Wash, Cook and enjoy a Tomato a Day
The tomatoes are just starting to ripen so what better time to analyze their health benefits. In the last blog article antioxidants were examined and how they act as a shield from free radical injury. Controlling such oxygen free radical damage is vital to preventing many chronic illnesses (Tweed, V., 2016). Tomatoes are one of many types of whole foods with many antioxidants and nutrients.
Tomatoes contain beta-carotene, vitamin E, potassium, lutein/zeaxanthin, phytoene/phytofluene, polyphenols, magnesium, zinc, manganese, and alpha-carotene. They are also low in calories and high in fiber. Raw tomatoes are high in vitamin C (Pratt, S and Matthews, K, 2004).
But the real gold in tomatoes is the lycopene. This compound is a carotenoid – one of a group of nutrients that provide pigmentation for plants and act as antioxidants. It may be as powerful an antioxidant as beta-carotene. Lycopene gives many red foods their color, so yellow or orange tomatoes don’t have this antioxidant. Cooking makes more lycopene available for absorption so aim for canned or otherwise cooked tomatoes. Adding some fat to the cooked tomatoes also increases lycopene absorption. Lycopene can be found in a capsule form but, as with many nutrients, it is best to eat it in the whole food form where other nutrients support or even enhance its benefits (Harvard Health Letter, 2013). Numerous studies have linked tomato consumption with decreased cancer risk, especially lung, prostate and stomach cancer. It may also lower the chances of getting breast, bladder and GI cancers.
Lycopene also decreases inflammation so it causes less damage. In addition, it strengthens the immune system, and decreases blood clotting.
Some scientists recommend getting 10 mg. of lycopene a day. Sources:
- 1 cup canned tomato sauce has 37 mg.
- 1 cup of tomato juice has 21 mg.
- A slice of watermelon 12 mg.
- 1 Tbsp. tomato paste 3 mg.
- 1 Tbsp. Salsa 1.7 mg.
- Half a pink or red grapefruit 1.7 mg. (Harvard Health Letter, 2013).
Recent research has lead some to suggest lycopene-rich foods for prevention of chronic diseases, including those caused by obesity. For a long time, it was believed that fat cells are inert. But obesity is linked to many chronic diseases, in part because fat cells secrete substances that increase the blood pressure and promote systemic inflammation. The latter process increases oxygen free radical production that damages cell components – the start of many chronic illnesses. Lycopene is readily taken up by fat cells and leads to a decrease in such inflammatory chemicals being released.
Because the body doesn’t easily store lycopene, it is essential to get it regularly. Since the skin contains the highest levels of lycopene don’t pass up cherry and grape tomatoes.

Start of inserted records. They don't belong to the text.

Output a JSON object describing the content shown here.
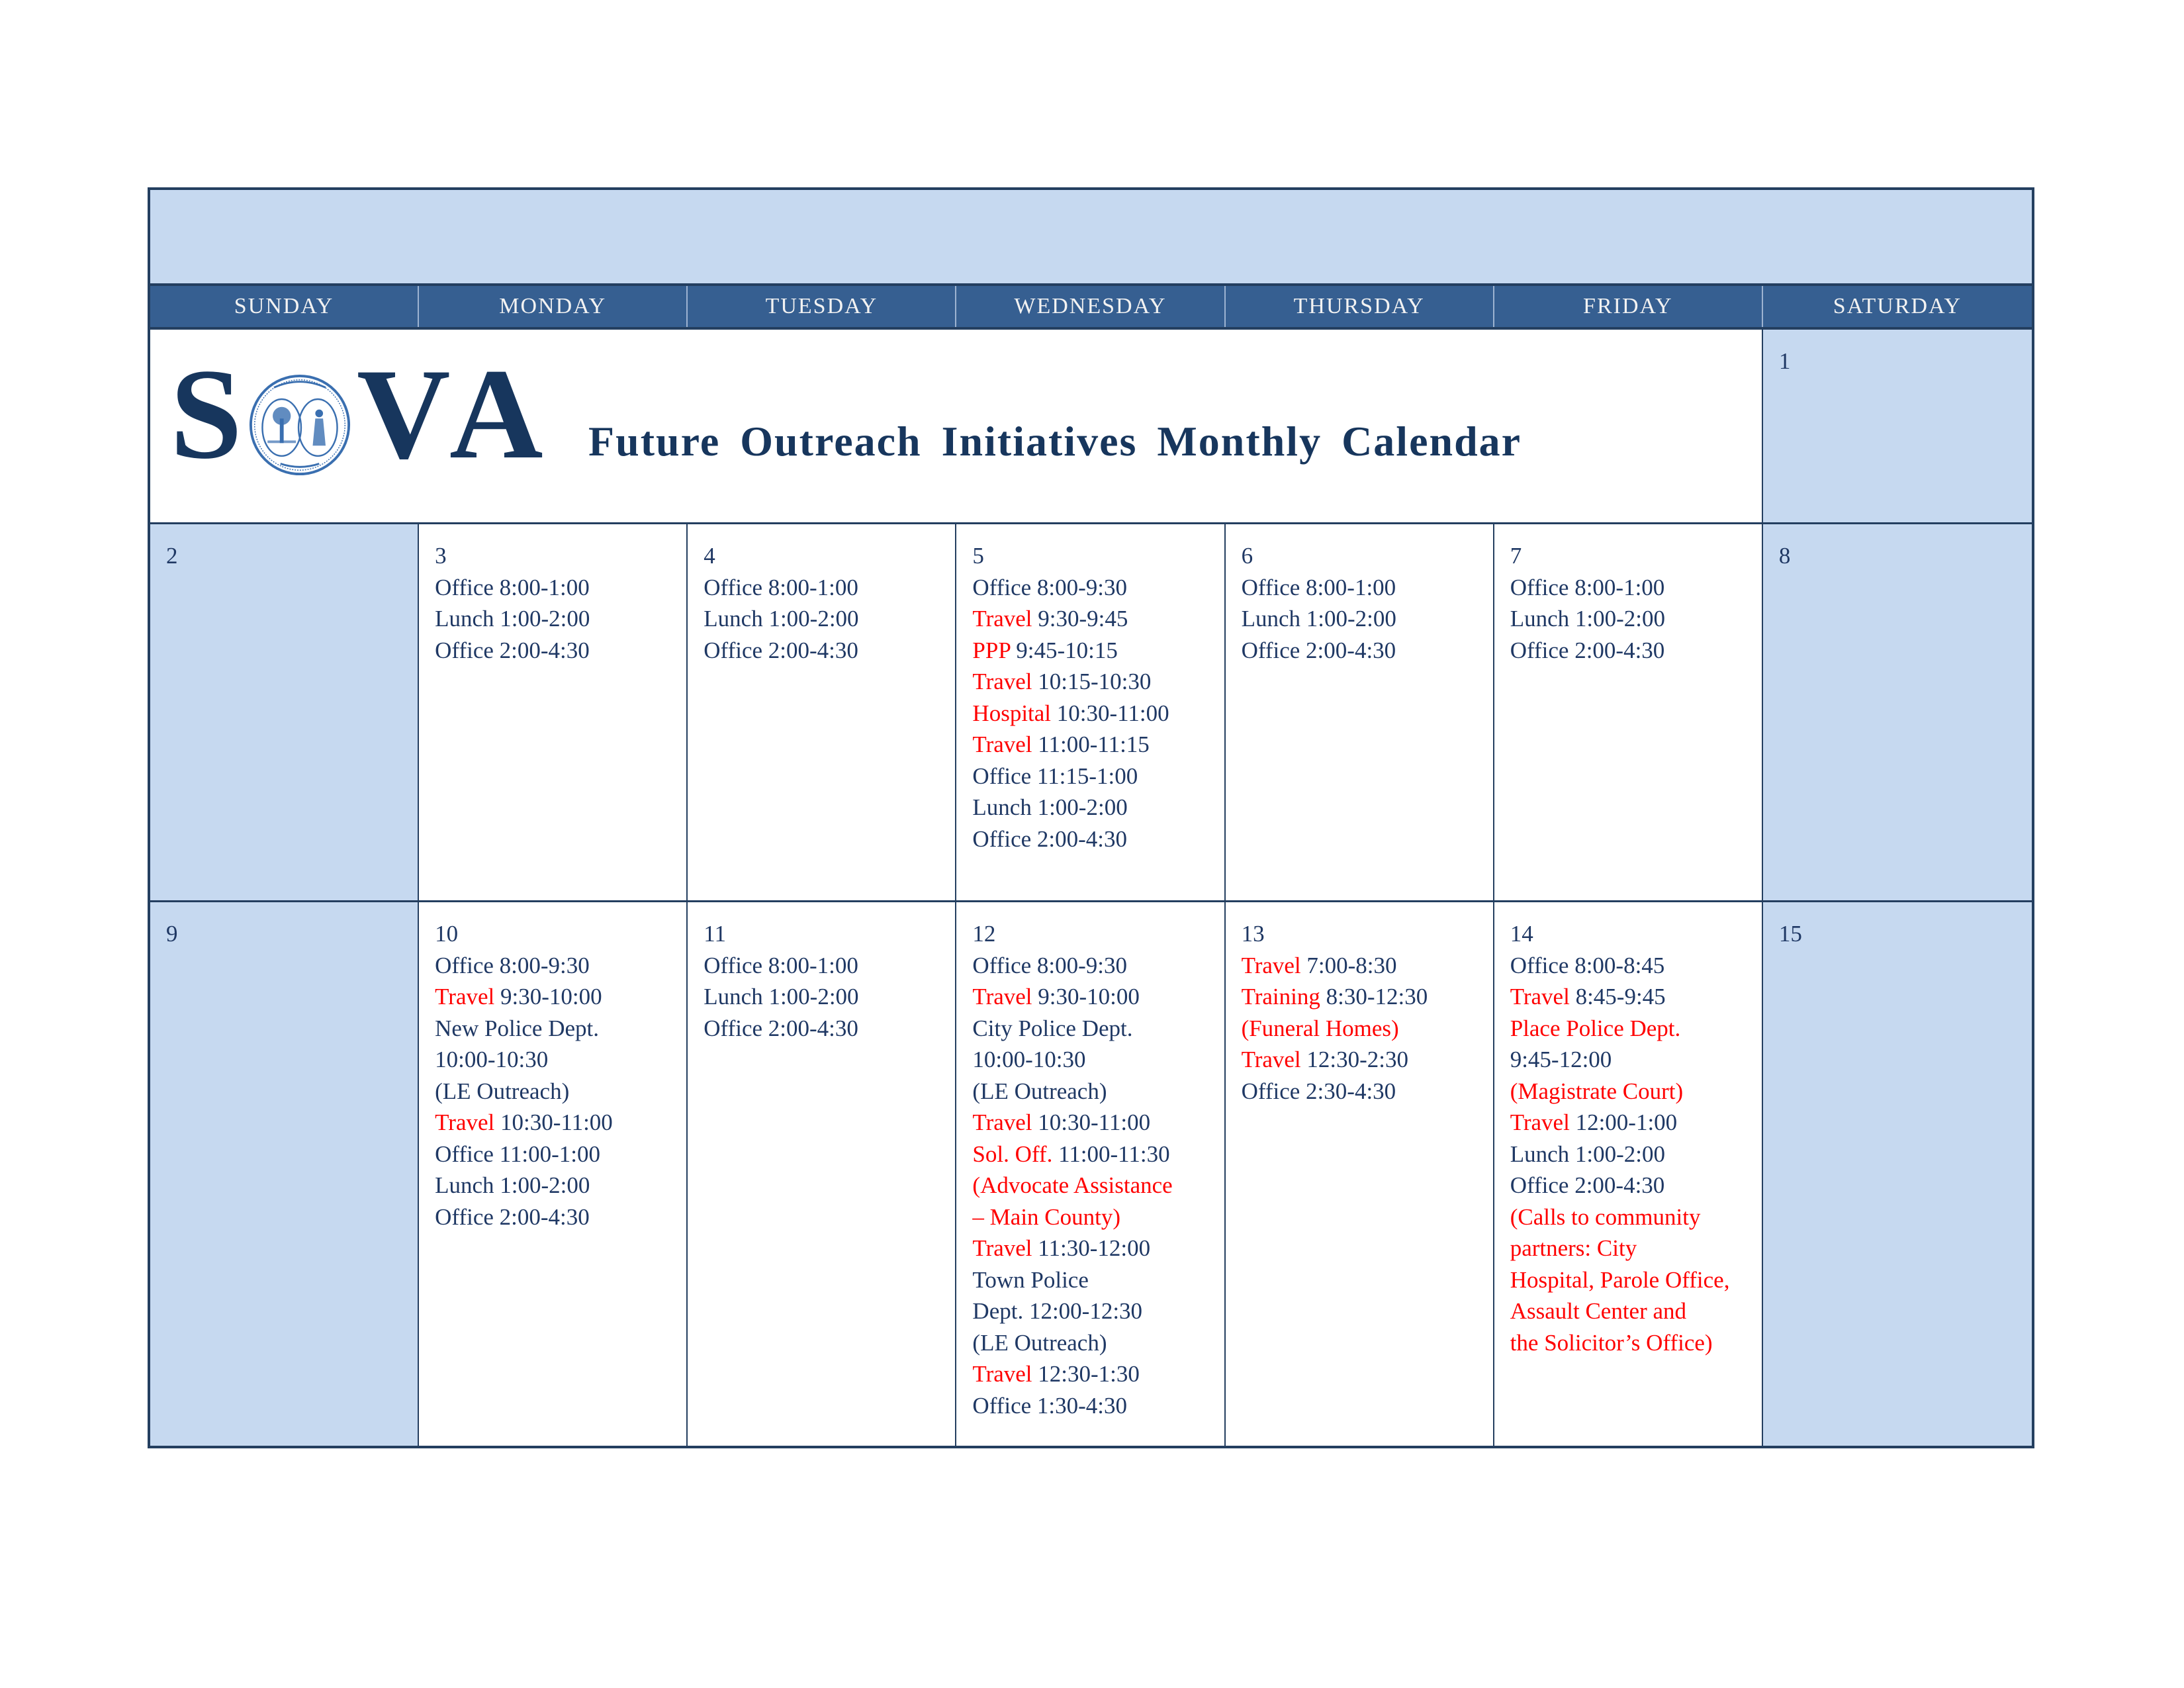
{
  "header": {
    "logo_letters": [
      "S",
      "V",
      "A"
    ],
    "seal_icon": "south-carolina-state-seal",
    "title": "Future Outreach Initiatives Monthly Calendar"
  },
  "weekdays": [
    "SUNDAY",
    "MONDAY",
    "TUESDAY",
    "WEDNESDAY",
    "THURSDAY",
    "FRIDAY",
    "SATURDAY"
  ],
  "colors": {
    "text": "#1f3864",
    "highlight": "#ff0000",
    "weekend_fill": "#c6d9f0",
    "header_fill": "#365f91"
  },
  "weeks": [
    {
      "days": [
        {
          "num": "1",
          "entries": []
        }
      ]
    },
    {
      "days": [
        {
          "num": "2",
          "entries": []
        },
        {
          "num": "3",
          "entries": [
            [
              {
                "t": "Office 8:00-1:00"
              }
            ],
            [
              {
                "t": "Lunch 1:00-2:00"
              }
            ],
            [
              {
                "t": "Office 2:00-4:30"
              }
            ]
          ]
        },
        {
          "num": "4",
          "entries": [
            [
              {
                "t": "Office 8:00-1:00"
              }
            ],
            [
              {
                "t": "Lunch 1:00-2:00"
              }
            ],
            [
              {
                "t": "Office 2:00-4:30"
              }
            ]
          ]
        },
        {
          "num": "5",
          "entries": [
            [
              {
                "t": "Office 8:00-9:30"
              }
            ],
            [
              {
                "t": "Travel",
                "r": true
              },
              {
                "t": " 9:30-9:45"
              }
            ],
            [
              {
                "t": "PPP",
                "r": true
              },
              {
                "t": " 9:45-10:15"
              }
            ],
            [
              {
                "t": "Travel",
                "r": true
              },
              {
                "t": " 10:15-10:30"
              }
            ],
            [
              {
                "t": "Hospital",
                "r": true
              },
              {
                "t": " 10:30-11:00"
              }
            ],
            [
              {
                "t": "Travel",
                "r": true
              },
              {
                "t": " 11:00-11:15"
              }
            ],
            [
              {
                "t": "Office 11:15-1:00"
              }
            ],
            [
              {
                "t": "Lunch 1:00-2:00"
              }
            ],
            [
              {
                "t": "Office 2:00-4:30"
              }
            ]
          ]
        },
        {
          "num": "6",
          "entries": [
            [
              {
                "t": "Office 8:00-1:00"
              }
            ],
            [
              {
                "t": "Lunch 1:00-2:00"
              }
            ],
            [
              {
                "t": "Office 2:00-4:30"
              }
            ]
          ]
        },
        {
          "num": "7",
          "entries": [
            [
              {
                "t": "Office 8:00-1:00"
              }
            ],
            [
              {
                "t": "Lunch 1:00-2:00"
              }
            ],
            [
              {
                "t": "Office 2:00-4:30"
              }
            ]
          ]
        },
        {
          "num": "8",
          "entries": []
        }
      ]
    },
    {
      "days": [
        {
          "num": "9",
          "entries": []
        },
        {
          "num": "10",
          "entries": [
            [
              {
                "t": "Office 8:00-9:30"
              }
            ],
            [
              {
                "t": "Travel",
                "r": true
              },
              {
                "t": " 9:30-10:00"
              }
            ],
            [
              {
                "t": "New Police Dept."
              }
            ],
            [
              {
                "t": "10:00-10:30"
              }
            ],
            [
              {
                "t": "(LE Outreach)"
              }
            ],
            [
              {
                "t": "Travel",
                "r": true
              },
              {
                "t": " 10:30-11:00"
              }
            ],
            [
              {
                "t": "Office 11:00-1:00"
              }
            ],
            [
              {
                "t": "Lunch 1:00-2:00"
              }
            ],
            [
              {
                "t": "Office 2:00-4:30"
              }
            ]
          ]
        },
        {
          "num": "11",
          "entries": [
            [
              {
                "t": "Office 8:00-1:00"
              }
            ],
            [
              {
                "t": "Lunch 1:00-2:00"
              }
            ],
            [
              {
                "t": "Office 2:00-4:30"
              }
            ]
          ]
        },
        {
          "num": "12",
          "entries": [
            [
              {
                "t": "Office 8:00-9:30"
              }
            ],
            [
              {
                "t": "Travel",
                "r": true
              },
              {
                "t": " 9:30-10:00"
              }
            ],
            [
              {
                "t": "City Police Dept."
              }
            ],
            [
              {
                "t": "10:00-10:30"
              }
            ],
            [
              {
                "t": "(LE Outreach)"
              }
            ],
            [
              {
                "t": "Travel",
                "r": true
              },
              {
                "t": " 10:30-11:00"
              }
            ],
            [
              {
                "t": "Sol. Off.",
                "r": true
              },
              {
                "t": " 11:00-11:30"
              }
            ],
            [
              {
                "t": "(Advocate Assistance",
                "r": true
              }
            ],
            [
              {
                "t": "– Main County)",
                "r": true
              }
            ],
            [
              {
                "t": "Travel",
                "r": true
              },
              {
                "t": " 11:30-12:00"
              }
            ],
            [
              {
                "t": "Town Police"
              }
            ],
            [
              {
                "t": "Dept. 12:00-12:30"
              }
            ],
            [
              {
                "t": "(LE Outreach)"
              }
            ],
            [
              {
                "t": "Travel",
                "r": true
              },
              {
                "t": " 12:30-1:30"
              }
            ],
            [
              {
                "t": "Office 1:30-4:30"
              }
            ]
          ]
        },
        {
          "num": "13",
          "entries": [
            [
              {
                "t": "Travel",
                "r": true
              },
              {
                "t": " 7:00-8:30"
              }
            ],
            [
              {
                "t": "Training",
                "r": true
              },
              {
                "t": " 8:30-12:30"
              }
            ],
            [
              {
                "t": "(Funeral Homes)",
                "r": true
              }
            ],
            [
              {
                "t": "Travel",
                "r": true
              },
              {
                "t": " 12:30-2:30"
              }
            ],
            [
              {
                "t": "Office 2:30-4:30"
              }
            ]
          ]
        },
        {
          "num": "14",
          "entries": [
            [
              {
                "t": "Office 8:00-8:45"
              }
            ],
            [
              {
                "t": "Travel",
                "r": true
              },
              {
                "t": " 8:45-9:45"
              }
            ],
            [
              {
                "t": "Place Police Dept.",
                "r": true
              }
            ],
            [
              {
                "t": "9:45-12:00"
              }
            ],
            [
              {
                "t": "(Magistrate Court)",
                "r": true
              }
            ],
            [
              {
                "t": "Travel",
                "r": true
              },
              {
                "t": " 12:00-1:00"
              }
            ],
            [
              {
                "t": "Lunch 1:00-2:00"
              }
            ],
            [
              {
                "t": "Office 2:00-4:30"
              }
            ],
            [
              {
                "t": "(Calls to community",
                "r": true
              }
            ],
            [
              {
                "t": "partners: City",
                "r": true
              }
            ],
            [
              {
                "t": "Hospital, Parole Office,",
                "r": true
              }
            ],
            [
              {
                "t": "Assault Center and",
                "r": true
              }
            ],
            [
              {
                "t": "the Solicitor’s Office)",
                "r": true
              }
            ]
          ]
        },
        {
          "num": "15",
          "entries": []
        }
      ]
    }
  ]
}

Even so, pesticides and germs are found in the greatest amount in the skin of produce so it is essential to wash them well. So, wash, cook and enjoy these red wunderfruit.
Tomatoes and stroke prevention, Harvard Health Letter, February, 2013
Khan, J. Effect of Tomato Derived Lycopene on Obesity Induced Inflammation. International Medical Journal, Vol. 21, No. 5, pages 477-479.
Pratt, Dr. S, and Matthews, K. Fourteen Foods that will change your life SuperFoods Rx, (HarperCollins, 2004).
Tweed, V. Red Revolution, Better Nutrition, May 2016.